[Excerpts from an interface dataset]
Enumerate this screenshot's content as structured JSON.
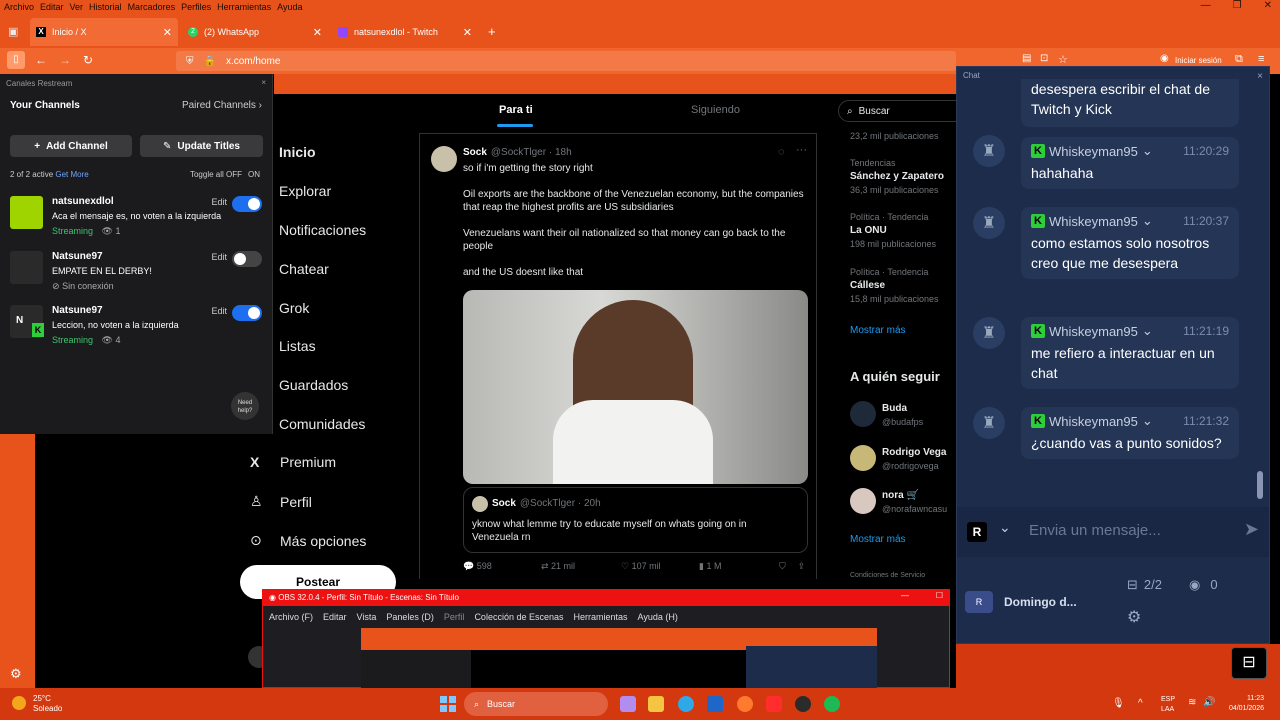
{
  "browser": {
    "menu": [
      "Archivo",
      "Editar",
      "Ver",
      "Historial",
      "Marcadores",
      "Perfiles",
      "Herramientas",
      "Ayuda"
    ],
    "tabs": [
      {
        "label": "Inicio / X"
      },
      {
        "label": "(2) WhatsApp"
      },
      {
        "label": "natsunexdlol - Twitch"
      }
    ],
    "url": "x.com/home",
    "signin": "Iniciar sesión"
  },
  "restream": {
    "header": "Canales Restream",
    "your_channels": "Your Channels",
    "paired_channels": "Paired Channels",
    "add_channel": "Add Channel",
    "update_titles": "Update Titles",
    "active_count": "2 of 2 active",
    "get_more": "Get More",
    "toggle_all": "Toggle all OFF",
    "on": "ON",
    "need_help": "Need help?",
    "channels": [
      {
        "name": "natsunexdlol",
        "message": "Aca el mensaje es, no voten a la izquierda",
        "status": "Streaming",
        "viewers": "1",
        "enabled": true,
        "edit": "Edit"
      },
      {
        "name": "Natsune97",
        "message": "EMPATE EN EL DERBY!",
        "status": "Sin conexión",
        "viewers": "",
        "enabled": false,
        "edit": "Edit"
      },
      {
        "name": "Natsune97",
        "message": "Leccion, no voten a la izquierda",
        "status": "Streaming",
        "viewers": "4",
        "enabled": true,
        "edit": "Edit",
        "initial": "N"
      }
    ]
  },
  "x": {
    "nav": [
      "Inicio",
      "Explorar",
      "Notificaciones",
      "Chatear",
      "Grok",
      "Listas",
      "Guardados",
      "Comunidades",
      "Premium",
      "Perfil",
      "Más opciones"
    ],
    "post_button": "Postear",
    "feed_tabs": [
      "Para ti",
      "Siguiendo"
    ],
    "tweet": {
      "author": "Sock",
      "handle": "@SockTlger · 18h",
      "lines": [
        "so if i'm getting the story right",
        "Oil exports are the backbone of the Venezuelan economy, but the companies that reap the highest profits are US subsidiaries",
        "Venezuelans want their oil nationalized so that money can go back to the people",
        "and the US doesnt like that"
      ],
      "quote_author": "Sock",
      "quote_handle": "@SockTlger · 20h",
      "quote_text": "yknow what lemme try to educate myself on whats going on in Venezuela rn",
      "stats": {
        "replies": "598",
        "retweets": "21 mil",
        "likes": "107 mil",
        "views": "1 M"
      }
    },
    "search_placeholder": "Buscar",
    "trends": [
      {
        "meta": "",
        "title": "",
        "count": "23,2 mil publicaciones"
      },
      {
        "meta": "Tendencias",
        "title": "Sánchez y Zapatero",
        "count": "36,3 mil publicaciones"
      },
      {
        "meta": "Política · Tendencia",
        "title": "La ONU",
        "count": "198 mil publicaciones"
      },
      {
        "meta": "Política · Tendencia",
        "title": "Cállese",
        "count": "15,8 mil publicaciones"
      }
    ],
    "show_more": "Mostrar más",
    "who_to_follow": "A quién seguir",
    "follow": [
      {
        "name": "Buda",
        "handle": "@budafps"
      },
      {
        "name": "Rodrigo Vega",
        "handle": "@rodrigovega"
      },
      {
        "name": "nora 🛒",
        "handle": "@norafawncasu"
      }
    ],
    "show_more2": "Mostrar más",
    "footer": "Condiciones de Servicio"
  },
  "chat": {
    "title": "Chat",
    "top_text": "desespera escribir el chat de Twitch y Kick",
    "messages": [
      {
        "user": "Whiskeyman95",
        "time": "11:20:29",
        "text": "hahahaha"
      },
      {
        "user": "Whiskeyman95",
        "time": "11:20:37",
        "text": "como estamos solo nosotros creo que me desespera"
      },
      {
        "user": "Whiskeyman95",
        "time": "11:21:19",
        "text": "me refiero a interactuar en un chat"
      },
      {
        "user": "Whiskeyman95",
        "time": "11:21:32",
        "text": "¿cuando vas a punto sonidos?"
      }
    ],
    "input_placeholder": "Envia un mensaje...",
    "bottom_name": "Domingo d...",
    "channels": "2/2",
    "viewers": "0"
  },
  "obs": {
    "title": "OBS 32.0.4 - Perfil: Sin Título - Escenas: Sin Título",
    "menu": [
      "Archivo (F)",
      "Editar",
      "Vista",
      "Paneles (D)",
      "Perfil",
      "Colección de Escenas",
      "Herramientas",
      "Ayuda (H)"
    ]
  },
  "taskbar": {
    "weather_temp": "25°C",
    "weather_desc": "Soleado",
    "search": "Buscar",
    "lang": "ESP",
    "lang2": "LAA",
    "time": "11:23",
    "date": "04/01/2026"
  },
  "colors": {
    "accent": "#e8531c",
    "chat_bg": "#1d2c4a",
    "toggle_on": "#1d6ff0",
    "kick_green": "#2ece3a"
  }
}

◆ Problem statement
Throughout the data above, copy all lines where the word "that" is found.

◆ Response area
        "Oil exports are the backbone of the Venezuelan economy, but the companies that reap the highest profits are US subsidiaries",
        "Venezuelans want their oil nationalized so that money can go back to the people",
        "and the US doesnt like that"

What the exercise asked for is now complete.